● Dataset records
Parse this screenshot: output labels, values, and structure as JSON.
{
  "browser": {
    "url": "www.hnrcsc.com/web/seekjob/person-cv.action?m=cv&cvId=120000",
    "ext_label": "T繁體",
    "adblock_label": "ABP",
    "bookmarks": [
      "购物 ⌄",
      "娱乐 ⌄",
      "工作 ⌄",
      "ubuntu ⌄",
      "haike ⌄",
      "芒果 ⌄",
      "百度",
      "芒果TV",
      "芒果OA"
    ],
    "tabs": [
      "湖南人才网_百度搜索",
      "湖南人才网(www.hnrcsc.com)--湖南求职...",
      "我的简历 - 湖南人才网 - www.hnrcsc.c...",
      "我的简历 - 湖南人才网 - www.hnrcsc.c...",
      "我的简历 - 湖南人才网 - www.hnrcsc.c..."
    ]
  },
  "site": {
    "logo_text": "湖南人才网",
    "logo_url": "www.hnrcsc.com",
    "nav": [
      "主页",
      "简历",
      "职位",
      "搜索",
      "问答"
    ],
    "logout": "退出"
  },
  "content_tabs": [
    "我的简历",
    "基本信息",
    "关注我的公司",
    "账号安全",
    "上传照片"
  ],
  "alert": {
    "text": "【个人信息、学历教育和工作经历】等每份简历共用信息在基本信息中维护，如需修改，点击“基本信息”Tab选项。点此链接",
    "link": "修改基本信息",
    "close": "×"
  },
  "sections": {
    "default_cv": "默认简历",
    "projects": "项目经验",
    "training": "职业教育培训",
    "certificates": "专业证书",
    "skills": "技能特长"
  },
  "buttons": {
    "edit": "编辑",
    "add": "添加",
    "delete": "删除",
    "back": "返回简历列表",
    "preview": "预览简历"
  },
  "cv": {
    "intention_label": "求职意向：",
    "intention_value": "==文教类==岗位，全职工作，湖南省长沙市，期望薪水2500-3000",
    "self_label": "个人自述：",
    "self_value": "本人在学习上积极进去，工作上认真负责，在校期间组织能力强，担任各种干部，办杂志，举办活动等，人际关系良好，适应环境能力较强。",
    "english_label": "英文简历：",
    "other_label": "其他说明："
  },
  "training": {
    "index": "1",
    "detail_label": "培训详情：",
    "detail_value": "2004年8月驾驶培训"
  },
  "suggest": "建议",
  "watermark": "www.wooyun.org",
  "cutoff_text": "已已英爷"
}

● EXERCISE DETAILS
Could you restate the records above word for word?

● ANSWER FOR THIS EXERCISE
Parse this screenshot: output labels, values, and structure as JSON.
{
  "browser": {
    "url": "www.hnrcsc.com/web/seekjob/person-cv.action?m=cv&cvId=120000",
    "ext_label": "T繁體",
    "adblock_label": "ABP",
    "bookmarks": [
      "购物 ⌄",
      "娱乐 ⌄",
      "工作 ⌄",
      "ubuntu ⌄",
      "haike ⌄",
      "芒果 ⌄",
      "百度",
      "芒果TV",
      "芒果OA"
    ],
    "tabs": [
      "湖南人才网_百度搜索",
      "湖南人才网(www.hnrcsc.com)--湖南求职...",
      "我的简历 - 湖南人才网 - www.hnrcsc.c...",
      "我的简历 - 湖南人才网 - www.hnrcsc.c...",
      "我的简历 - 湖南人才网 - www.hnrcsc.c..."
    ]
  },
  "site": {
    "logo_text": "湖南人才网",
    "logo_url": "www.hnrcsc.com",
    "nav": [
      "主页",
      "简历",
      "职位",
      "搜索",
      "问答"
    ],
    "logout": "退出"
  },
  "content_tabs": [
    "我的简历",
    "基本信息",
    "关注我的公司",
    "账号安全",
    "上传照片"
  ],
  "alert": {
    "text": "【个人信息、学历教育和工作经历】等每份简历共用信息在基本信息中维护，如需修改，点击“基本信息”Tab选项。点此链接",
    "link": "修改基本信息",
    "close": "×"
  },
  "sections": {
    "default_cv": "默认简历",
    "projects": "项目经验",
    "training": "职业教育培训",
    "certificates": "专业证书",
    "skills": "技能特长"
  },
  "buttons": {
    "edit": "编辑",
    "add": "添加",
    "delete": "删除",
    "back": "返回简历列表",
    "preview": "预览简历"
  },
  "cv": {
    "intention_label": "求职意向：",
    "intention_value": "==文教类==岗位，全职工作，湖南省长沙市，期望薪水2500-3000",
    "self_label": "个人自述：",
    "self_value": "本人在学习上积极进去，工作上认真负责，在校期间组织能力强，担任各种干部，办杂志，举办活动等，人际关系良好，适应环境能力较强。",
    "english_label": "英文简历：",
    "other_label": "其他说明："
  },
  "training": {
    "index": "1",
    "detail_label": "培训详情：",
    "detail_value": "2004年8月驾驶培训"
  },
  "suggest": "建议",
  "watermark": "www.wooyun.org",
  "cutoff_text": "已已英爷"
}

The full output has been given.